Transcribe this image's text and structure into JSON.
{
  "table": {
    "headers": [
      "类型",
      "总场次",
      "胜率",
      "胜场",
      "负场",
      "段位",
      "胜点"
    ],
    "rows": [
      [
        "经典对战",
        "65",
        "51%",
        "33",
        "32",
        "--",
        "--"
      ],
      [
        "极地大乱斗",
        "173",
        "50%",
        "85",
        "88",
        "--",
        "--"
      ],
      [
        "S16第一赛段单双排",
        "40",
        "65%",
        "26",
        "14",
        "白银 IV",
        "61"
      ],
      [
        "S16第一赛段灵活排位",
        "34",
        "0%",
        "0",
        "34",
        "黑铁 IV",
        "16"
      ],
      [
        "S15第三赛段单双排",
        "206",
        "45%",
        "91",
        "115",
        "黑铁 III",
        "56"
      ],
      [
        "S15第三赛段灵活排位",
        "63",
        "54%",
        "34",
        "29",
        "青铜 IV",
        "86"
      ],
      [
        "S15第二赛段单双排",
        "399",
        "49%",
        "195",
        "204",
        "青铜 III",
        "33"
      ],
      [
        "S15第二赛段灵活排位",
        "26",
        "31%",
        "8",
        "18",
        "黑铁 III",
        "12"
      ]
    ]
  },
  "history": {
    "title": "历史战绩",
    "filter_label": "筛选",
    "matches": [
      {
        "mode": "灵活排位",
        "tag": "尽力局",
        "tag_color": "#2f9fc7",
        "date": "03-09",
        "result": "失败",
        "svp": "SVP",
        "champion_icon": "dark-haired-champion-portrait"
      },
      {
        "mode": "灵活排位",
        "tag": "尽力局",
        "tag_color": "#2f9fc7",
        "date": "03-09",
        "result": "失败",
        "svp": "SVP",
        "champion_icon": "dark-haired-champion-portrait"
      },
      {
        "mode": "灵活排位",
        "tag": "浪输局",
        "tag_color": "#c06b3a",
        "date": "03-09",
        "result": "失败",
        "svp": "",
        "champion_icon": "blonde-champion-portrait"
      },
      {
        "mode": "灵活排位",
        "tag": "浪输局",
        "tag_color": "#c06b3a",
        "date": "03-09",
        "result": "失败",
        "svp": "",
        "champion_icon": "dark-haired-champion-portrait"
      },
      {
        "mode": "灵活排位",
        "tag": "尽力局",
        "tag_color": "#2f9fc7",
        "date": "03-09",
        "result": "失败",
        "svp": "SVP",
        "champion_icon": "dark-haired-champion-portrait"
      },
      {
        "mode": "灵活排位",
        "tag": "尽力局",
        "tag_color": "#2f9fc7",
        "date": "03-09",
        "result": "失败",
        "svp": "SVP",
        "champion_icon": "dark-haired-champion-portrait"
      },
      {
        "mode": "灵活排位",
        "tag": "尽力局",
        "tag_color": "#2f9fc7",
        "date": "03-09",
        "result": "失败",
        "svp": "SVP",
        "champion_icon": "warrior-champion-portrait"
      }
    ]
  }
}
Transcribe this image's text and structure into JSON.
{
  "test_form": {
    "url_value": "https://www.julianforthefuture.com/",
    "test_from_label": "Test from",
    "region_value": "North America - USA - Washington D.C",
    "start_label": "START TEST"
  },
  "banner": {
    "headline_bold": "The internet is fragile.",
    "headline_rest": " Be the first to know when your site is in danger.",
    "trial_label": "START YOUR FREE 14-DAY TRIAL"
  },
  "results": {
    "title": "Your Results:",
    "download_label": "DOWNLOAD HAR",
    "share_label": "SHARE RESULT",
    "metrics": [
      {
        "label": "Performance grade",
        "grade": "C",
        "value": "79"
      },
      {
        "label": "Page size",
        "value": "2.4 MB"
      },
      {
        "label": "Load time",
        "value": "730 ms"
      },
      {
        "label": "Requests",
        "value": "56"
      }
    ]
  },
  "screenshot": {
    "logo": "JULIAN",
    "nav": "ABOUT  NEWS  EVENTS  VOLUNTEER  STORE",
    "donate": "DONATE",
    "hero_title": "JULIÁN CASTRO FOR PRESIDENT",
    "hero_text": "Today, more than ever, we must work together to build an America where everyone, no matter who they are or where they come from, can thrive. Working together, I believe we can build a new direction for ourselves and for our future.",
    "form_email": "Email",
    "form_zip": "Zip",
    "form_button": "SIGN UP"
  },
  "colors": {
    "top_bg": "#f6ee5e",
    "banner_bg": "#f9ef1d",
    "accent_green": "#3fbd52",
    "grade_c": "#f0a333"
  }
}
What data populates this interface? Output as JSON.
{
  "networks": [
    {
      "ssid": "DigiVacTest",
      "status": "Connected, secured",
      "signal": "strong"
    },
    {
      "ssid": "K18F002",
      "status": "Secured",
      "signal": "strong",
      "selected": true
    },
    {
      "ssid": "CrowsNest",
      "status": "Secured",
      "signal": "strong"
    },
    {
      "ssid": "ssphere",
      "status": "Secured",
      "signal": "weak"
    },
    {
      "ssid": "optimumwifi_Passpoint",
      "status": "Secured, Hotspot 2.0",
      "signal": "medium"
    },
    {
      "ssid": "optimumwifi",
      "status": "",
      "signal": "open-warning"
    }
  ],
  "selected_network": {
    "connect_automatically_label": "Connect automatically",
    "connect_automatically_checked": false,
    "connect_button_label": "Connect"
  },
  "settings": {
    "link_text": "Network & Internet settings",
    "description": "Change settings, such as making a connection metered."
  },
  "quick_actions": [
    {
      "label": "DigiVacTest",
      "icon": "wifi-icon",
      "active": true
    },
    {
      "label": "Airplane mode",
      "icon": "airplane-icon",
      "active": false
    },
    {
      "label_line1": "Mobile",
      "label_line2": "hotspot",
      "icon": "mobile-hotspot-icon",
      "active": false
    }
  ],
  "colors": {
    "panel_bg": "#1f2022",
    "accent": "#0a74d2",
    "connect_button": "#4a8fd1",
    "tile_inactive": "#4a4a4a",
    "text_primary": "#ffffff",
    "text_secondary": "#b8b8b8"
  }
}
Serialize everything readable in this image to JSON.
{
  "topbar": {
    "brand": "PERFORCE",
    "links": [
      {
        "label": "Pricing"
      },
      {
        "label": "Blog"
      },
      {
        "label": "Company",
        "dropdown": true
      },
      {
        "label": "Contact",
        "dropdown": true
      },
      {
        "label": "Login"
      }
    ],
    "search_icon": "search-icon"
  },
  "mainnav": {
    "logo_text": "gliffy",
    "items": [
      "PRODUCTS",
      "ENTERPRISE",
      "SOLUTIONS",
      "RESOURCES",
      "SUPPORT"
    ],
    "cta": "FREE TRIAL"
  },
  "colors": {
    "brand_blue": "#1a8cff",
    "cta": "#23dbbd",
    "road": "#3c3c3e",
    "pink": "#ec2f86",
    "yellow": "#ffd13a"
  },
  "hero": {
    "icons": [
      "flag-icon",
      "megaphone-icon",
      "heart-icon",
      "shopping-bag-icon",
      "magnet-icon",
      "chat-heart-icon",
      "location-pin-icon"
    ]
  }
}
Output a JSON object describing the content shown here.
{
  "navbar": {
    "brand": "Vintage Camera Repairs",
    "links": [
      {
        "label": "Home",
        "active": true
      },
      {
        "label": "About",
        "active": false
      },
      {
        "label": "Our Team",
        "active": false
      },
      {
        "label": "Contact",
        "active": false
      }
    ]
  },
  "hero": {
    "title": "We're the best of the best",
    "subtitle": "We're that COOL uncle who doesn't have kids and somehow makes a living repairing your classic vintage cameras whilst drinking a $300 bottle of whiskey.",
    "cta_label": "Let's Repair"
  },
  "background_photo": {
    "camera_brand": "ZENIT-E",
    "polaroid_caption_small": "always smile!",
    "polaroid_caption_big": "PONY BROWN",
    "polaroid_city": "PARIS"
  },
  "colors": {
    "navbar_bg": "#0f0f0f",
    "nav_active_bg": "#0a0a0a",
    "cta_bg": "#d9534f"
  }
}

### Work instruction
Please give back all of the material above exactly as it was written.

### Your solution
Transcribe this image's text and structure into JSON.
{
  "table": {
    "headers": [
      "类型",
      "总场次",
      "胜率",
      "胜场",
      "负场",
      "段位",
      "胜点"
    ],
    "rows": [
      [
        "经典对战",
        "65",
        "51%",
        "33",
        "32",
        "--",
        "--"
      ],
      [
        "极地大乱斗",
        "173",
        "50%",
        "85",
        "88",
        "--",
        "--"
      ],
      [
        "S16第一赛段单双排",
        "40",
        "65%",
        "26",
        "14",
        "白银 IV",
        "61"
      ],
      [
        "S16第一赛段灵活排位",
        "34",
        "0%",
        "0",
        "34",
        "黑铁 IV",
        "16"
      ],
      [
        "S15第三赛段单双排",
        "206",
        "45%",
        "91",
        "115",
        "黑铁 III",
        "56"
      ],
      [
        "S15第三赛段灵活排位",
        "63",
        "54%",
        "34",
        "29",
        "青铜 IV",
        "86"
      ],
      [
        "S15第二赛段单双排",
        "399",
        "49%",
        "195",
        "204",
        "青铜 III",
        "33"
      ],
      [
        "S15第二赛段灵活排位",
        "26",
        "31%",
        "8",
        "18",
        "黑铁 III",
        "12"
      ]
    ]
  },
  "history": {
    "title": "历史战绩",
    "filter_label": "筛选",
    "matches": [
      {
        "mode": "灵活排位",
        "tag": "尽力局",
        "tag_color": "#2f9fc7",
        "date": "03-09",
        "result": "失败",
        "svp": "SVP",
        "champion_icon": "dark-haired-champion-portrait"
      },
      {
        "mode": "灵活排位",
        "tag": "尽力局",
        "tag_color": "#2f9fc7",
        "date": "03-09",
        "result": "失败",
        "svp": "SVP",
        "champion_icon": "dark-haired-champion-portrait"
      },
      {
        "mode": "灵活排位",
        "tag": "浪输局",
        "tag_color": "#c06b3a",
        "date": "03-09",
        "result": "失败",
        "svp": "",
        "champion_icon": "blonde-champion-portrait"
      },
      {
        "mode": "灵活排位",
        "tag": "浪输局",
        "tag_color": "#c06b3a",
        "date": "03-09",
        "result": "失败",
        "svp": "",
        "champion_icon": "dark-haired-champion-portrait"
      },
      {
        "mode": "灵活排位",
        "tag": "尽力局",
        "tag_color": "#2f9fc7",
        "date": "03-09",
        "result": "失败",
        "svp": "SVP",
        "champion_icon": "dark-haired-champion-portrait"
      },
      {
        "mode": "灵活排位",
        "tag": "尽力局",
        "tag_color": "#2f9fc7",
        "date": "03-09",
        "result": "失败",
        "svp": "SVP",
        "champion_icon": "dark-haired-champion-portrait"
      },
      {
        "mode": "灵活排位",
        "tag": "尽力局",
        "tag_color": "#2f9fc7",
        "date": "03-09",
        "result": "失败",
        "svp": "SVP",
        "champion_icon": "warrior-champion-portrait"
      }
    ]
  }
}
Transcribe this image's text and structure into JSON.
{
  "test_form": {
    "url_value": "https://www.julianforthefuture.com/",
    "test_from_label": "Test from",
    "region_value": "North America - USA - Washington D.C",
    "start_label": "START TEST"
  },
  "banner": {
    "headline_bold": "The internet is fragile.",
    "headline_rest": " Be the first to know when your site is in danger.",
    "trial_label": "START YOUR FREE 14-DAY TRIAL"
  },
  "results": {
    "title": "Your Results:",
    "download_label": "DOWNLOAD HAR",
    "share_label": "SHARE RESULT",
    "metrics": [
      {
        "label": "Performance grade",
        "grade": "C",
        "value": "79"
      },
      {
        "label": "Page size",
        "value": "2.4 MB"
      },
      {
        "label": "Load time",
        "value": "730 ms"
      },
      {
        "label": "Requests",
        "value": "56"
      }
    ]
  },
  "screenshot": {
    "logo": "JULIAN",
    "nav": "ABOUT  NEWS  EVENTS  VOLUNTEER  STORE",
    "donate": "DONATE",
    "hero_title": "JULIÁN CASTRO FOR PRESIDENT",
    "hero_text": "Today, more than ever, we must work together to build an America where everyone, no matter who they are or where they come from, can thrive. Working together, I believe we can build a new direction for ourselves and for our future.",
    "form_email": "Email",
    "form_zip": "Zip",
    "form_button": "SIGN UP"
  },
  "colors": {
    "top_bg": "#f6ee5e",
    "banner_bg": "#f9ef1d",
    "accent_green": "#3fbd52",
    "grade_c": "#f0a333"
  }
}
What data populates this interface? Output as JSON.
{
  "networks": [
    {
      "ssid": "DigiVacTest",
      "status": "Connected, secured",
      "signal": "strong"
    },
    {
      "ssid": "K18F002",
      "status": "Secured",
      "signal": "strong",
      "selected": true
    },
    {
      "ssid": "CrowsNest",
      "status": "Secured",
      "signal": "strong"
    },
    {
      "ssid": "ssphere",
      "status": "Secured",
      "signal": "weak"
    },
    {
      "ssid": "optimumwifi_Passpoint",
      "status": "Secured, Hotspot 2.0",
      "signal": "medium"
    },
    {
      "ssid": "optimumwifi",
      "status": "",
      "signal": "open-warning"
    }
  ],
  "selected_network": {
    "connect_automatically_label": "Connect automatically",
    "connect_automatically_checked": false,
    "connect_button_label": "Connect"
  },
  "settings": {
    "link_text": "Network & Internet settings",
    "description": "Change settings, such as making a connection metered."
  },
  "quick_actions": [
    {
      "label": "DigiVacTest",
      "icon": "wifi-icon",
      "active": true
    },
    {
      "label": "Airplane mode",
      "icon": "airplane-icon",
      "active": false
    },
    {
      "label_line1": "Mobile",
      "label_line2": "hotspot",
      "icon": "mobile-hotspot-icon",
      "active": false
    }
  ],
  "colors": {
    "panel_bg": "#1f2022",
    "accent": "#0a74d2",
    "connect_button": "#4a8fd1",
    "tile_inactive": "#4a4a4a",
    "text_primary": "#ffffff",
    "text_secondary": "#b8b8b8"
  }
}
Serialize everything readable in this image to JSON.
{
  "topbar": {
    "brand": "PERFORCE",
    "links": [
      {
        "label": "Pricing"
      },
      {
        "label": "Blog"
      },
      {
        "label": "Company",
        "dropdown": true
      },
      {
        "label": "Contact",
        "dropdown": true
      },
      {
        "label": "Login"
      }
    ],
    "search_icon": "search-icon"
  },
  "mainnav": {
    "logo_text": "gliffy",
    "items": [
      "PRODUCTS",
      "ENTERPRISE",
      "SOLUTIONS",
      "RESOURCES",
      "SUPPORT"
    ],
    "cta": "FREE TRIAL"
  },
  "colors": {
    "brand_blue": "#1a8cff",
    "cta": "#23dbbd",
    "road": "#3c3c3e",
    "pink": "#ec2f86",
    "yellow": "#ffd13a"
  },
  "hero": {
    "icons": [
      "flag-icon",
      "megaphone-icon",
      "heart-icon",
      "shopping-bag-icon",
      "magnet-icon",
      "chat-heart-icon",
      "location-pin-icon"
    ]
  }
}
Output a JSON object describing the content shown here.
{
  "navbar": {
    "brand": "Vintage Camera Repairs",
    "links": [
      {
        "label": "Home",
        "active": true
      },
      {
        "label": "About",
        "active": false
      },
      {
        "label": "Our Team",
        "active": false
      },
      {
        "label": "Contact",
        "active": false
      }
    ]
  },
  "hero": {
    "title": "We're the best of the best",
    "subtitle": "We're that COOL uncle who doesn't have kids and somehow makes a living repairing your classic vintage cameras whilst drinking a $300 bottle of whiskey.",
    "cta_label": "Let's Repair"
  },
  "background_photo": {
    "camera_brand": "ZENIT-E",
    "polaroid_caption_small": "always smile!",
    "polaroid_caption_big": "PONY BROWN",
    "polaroid_city": "PARIS"
  },
  "colors": {
    "navbar_bg": "#0f0f0f",
    "nav_active_bg": "#0a0a0a",
    "cta_bg": "#d9534f"
  }
}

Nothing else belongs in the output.